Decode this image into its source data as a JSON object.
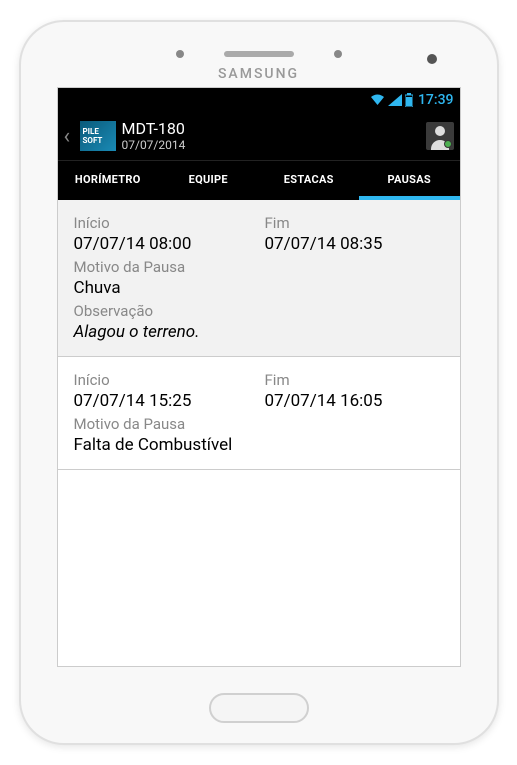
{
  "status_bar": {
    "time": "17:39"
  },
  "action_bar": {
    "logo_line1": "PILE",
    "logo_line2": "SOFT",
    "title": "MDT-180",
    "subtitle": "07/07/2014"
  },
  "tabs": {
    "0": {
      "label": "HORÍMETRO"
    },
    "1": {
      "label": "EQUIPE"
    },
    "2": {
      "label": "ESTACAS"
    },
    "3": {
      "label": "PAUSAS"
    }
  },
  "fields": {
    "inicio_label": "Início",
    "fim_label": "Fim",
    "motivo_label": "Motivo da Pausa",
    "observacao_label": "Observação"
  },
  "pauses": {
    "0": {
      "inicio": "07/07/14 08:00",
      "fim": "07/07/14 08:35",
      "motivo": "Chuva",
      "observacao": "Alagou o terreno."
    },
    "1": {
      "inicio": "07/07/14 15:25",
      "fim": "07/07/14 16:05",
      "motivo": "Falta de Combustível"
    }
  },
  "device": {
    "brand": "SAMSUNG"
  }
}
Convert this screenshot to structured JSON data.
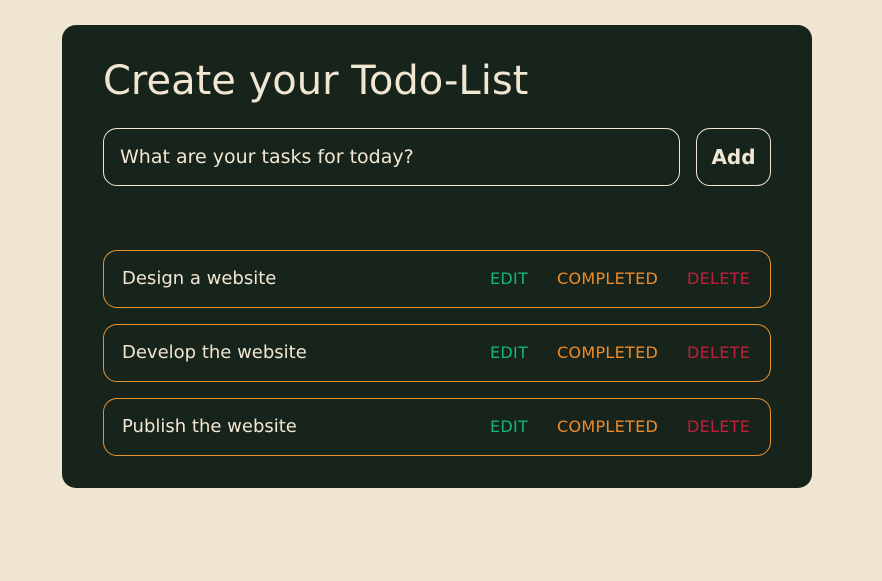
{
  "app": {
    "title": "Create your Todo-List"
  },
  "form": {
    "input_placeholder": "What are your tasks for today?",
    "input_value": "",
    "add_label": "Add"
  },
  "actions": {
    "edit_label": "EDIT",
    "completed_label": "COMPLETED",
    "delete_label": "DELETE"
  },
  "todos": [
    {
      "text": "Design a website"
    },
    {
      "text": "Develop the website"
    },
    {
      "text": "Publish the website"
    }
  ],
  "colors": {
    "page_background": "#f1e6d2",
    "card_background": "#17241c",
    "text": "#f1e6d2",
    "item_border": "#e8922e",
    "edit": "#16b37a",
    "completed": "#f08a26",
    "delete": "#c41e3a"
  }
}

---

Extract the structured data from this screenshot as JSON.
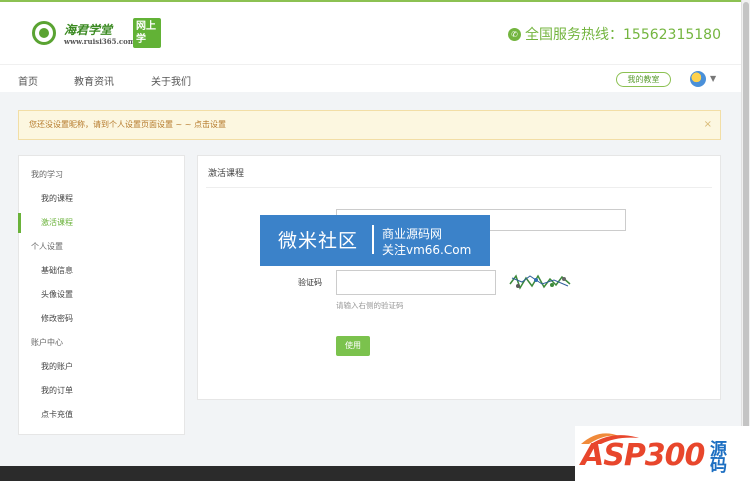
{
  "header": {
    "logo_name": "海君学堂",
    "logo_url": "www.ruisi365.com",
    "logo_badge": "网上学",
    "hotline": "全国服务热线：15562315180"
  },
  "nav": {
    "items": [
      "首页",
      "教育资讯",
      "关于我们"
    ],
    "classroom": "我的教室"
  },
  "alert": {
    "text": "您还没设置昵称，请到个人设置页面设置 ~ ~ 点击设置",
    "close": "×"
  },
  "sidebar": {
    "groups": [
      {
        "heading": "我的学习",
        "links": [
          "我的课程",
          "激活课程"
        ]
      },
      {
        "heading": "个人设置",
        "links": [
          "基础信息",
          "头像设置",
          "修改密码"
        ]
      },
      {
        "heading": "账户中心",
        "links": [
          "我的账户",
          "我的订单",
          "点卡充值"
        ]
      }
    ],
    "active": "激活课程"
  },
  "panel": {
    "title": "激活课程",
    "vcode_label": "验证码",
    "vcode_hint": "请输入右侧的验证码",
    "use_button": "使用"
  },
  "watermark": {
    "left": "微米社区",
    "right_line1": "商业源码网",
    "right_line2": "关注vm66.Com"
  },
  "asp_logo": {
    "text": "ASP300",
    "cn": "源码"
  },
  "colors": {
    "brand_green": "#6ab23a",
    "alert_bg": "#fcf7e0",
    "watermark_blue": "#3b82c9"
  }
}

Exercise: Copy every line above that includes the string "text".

Response box:
      "text": "Design a website"
      "text": "Develop the website"
      "text": "Publish the website"
    "text": "#f1e6d2",
    "text": "您还没设置昵称，请到个人设置页面设置 ~ ~ 点击设置",
    "text": "ASP300",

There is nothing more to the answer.